Click the image below to read the entire sequence using StudioBinder's screenwriting software.
We see that Kolstad goes into considerable detail in writing this vehicular action sequence. He writes out the shifting and gas-pedal pushing that other screenwriters might skip past in favor of the big-picture moments. So, how does he keep the scene engaging to read while delving into so much detail?
Kolstad uses many action lines in the script to describe the sequence but makes it quick-moving and readable by keeping the individual action lines short and snappy. Most action lines are contained within just a single sentence, and they never go beyond two sentences. He separates out the different action beats through a combination of ellipses and dashes that keep the pages from becoming intimidating walls of text. And, perhaps most importantly, the action is clean, precise, and easy to visualize as written.
Writing Fight Scenes Tips
Method 2: Keep it general
Keeping action scenes general is perhaps the more common approach to writing fight scenes in screenplays than delving into the nitty gritty. Some writers might pare back the descriptions all the way and simply write: “a fight happens.” This leaves all of the details for the production team to figure out.

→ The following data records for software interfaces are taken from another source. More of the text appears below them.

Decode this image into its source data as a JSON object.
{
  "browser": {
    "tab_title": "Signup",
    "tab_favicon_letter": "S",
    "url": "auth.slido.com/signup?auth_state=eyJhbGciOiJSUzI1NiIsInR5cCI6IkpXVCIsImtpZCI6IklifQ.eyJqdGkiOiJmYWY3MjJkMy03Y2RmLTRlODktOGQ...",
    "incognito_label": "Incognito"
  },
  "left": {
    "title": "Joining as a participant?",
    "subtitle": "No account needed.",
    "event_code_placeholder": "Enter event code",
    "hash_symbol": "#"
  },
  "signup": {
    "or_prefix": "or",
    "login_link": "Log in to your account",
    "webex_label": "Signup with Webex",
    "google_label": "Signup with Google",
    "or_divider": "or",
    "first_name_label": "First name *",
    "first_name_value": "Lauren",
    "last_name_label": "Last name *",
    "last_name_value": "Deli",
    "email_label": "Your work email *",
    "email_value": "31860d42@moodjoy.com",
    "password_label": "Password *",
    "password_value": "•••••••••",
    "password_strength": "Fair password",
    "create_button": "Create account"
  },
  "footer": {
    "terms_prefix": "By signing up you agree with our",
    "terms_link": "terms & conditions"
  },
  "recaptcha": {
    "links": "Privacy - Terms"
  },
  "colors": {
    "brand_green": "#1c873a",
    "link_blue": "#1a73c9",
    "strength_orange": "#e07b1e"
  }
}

Other writers might take a more bird’s eye view approach to describe the feel, intensity, and story/character beats of an action scene without writing out every punch or gunshot explicitly.
Let's watch the intense and chaotic D-Day landing scene that opens Saving Private Ryan. It is a massive and complex action sequence that lasts for more than 20 minutes. Watch the clip and then we'll look at how it was written.
Phew! That will always be one of the most visceral and effecting sequences. So, how was it tackled in the screenplay?
Screenwriter Robert Rodat opted for the overview method in writing the action during this complex sequence. Without getting into the gory details or the intricacies of the choreography, Rodat’s screenplay efficiently conveys the level of chaos and panic on the beaches.
The script contains just enough description to make the story of the scene clear, while Steven Spielberg and the rest of the production team would go on to flesh out the rest of the sequence.
We see that character details are afforded far more screenplay real estate than the details of the carnage. For example, Rodat spends five lines describing the tremble in Miller’s hand, while only using two all-caps words — “EXPLOSIONS EVERYWHERE” — to efficiently and generally establish the destructive environment the character inhabits.
How to Write a Good Fight Scene
Method 3: Highlight key moments
The third method of writing action scenes is to split the difference between the two extremes. Doing this can give you the best of both worlds. Keep the broad strokes general, then delve into the details for the most important moments of the fight, chase, or shootout.
On this page, we see Tarantino keeping the action description general. Here, he offers a bird’s eye view of the fight and sums up the action sequence as a whole. But, on the following page, he dives into the nitty gritty.
Tarantino explicitly calls out “some SPECIFIC MOMENTS” before getting into more detail. Doing this allows him to write out key action beats in the massive Crazy 88 fight without the need to script out every single moment of the entire fight or to plan out the connective tissue between each moment.
With Tarantino bringing in the master Yuen Woo-Ping to oversee the action choreography, he can rest assured that the nitty gritty details and the flow of the sequence will be in safe hands. For a deeper dive into how Tarantino uses sound design in his fight scenes, check out the video below.
How to Write a Car Chase
Those were three different methods for writing action scenes in a screenplay. Up next, let’s zero in more specifically on how to write car chase sequences. We’ll take a look at the history of car chases in cinema, examine Baby Driver as a case study, then take a look at how George Miller storyboarded Mad Mad: Fury Road.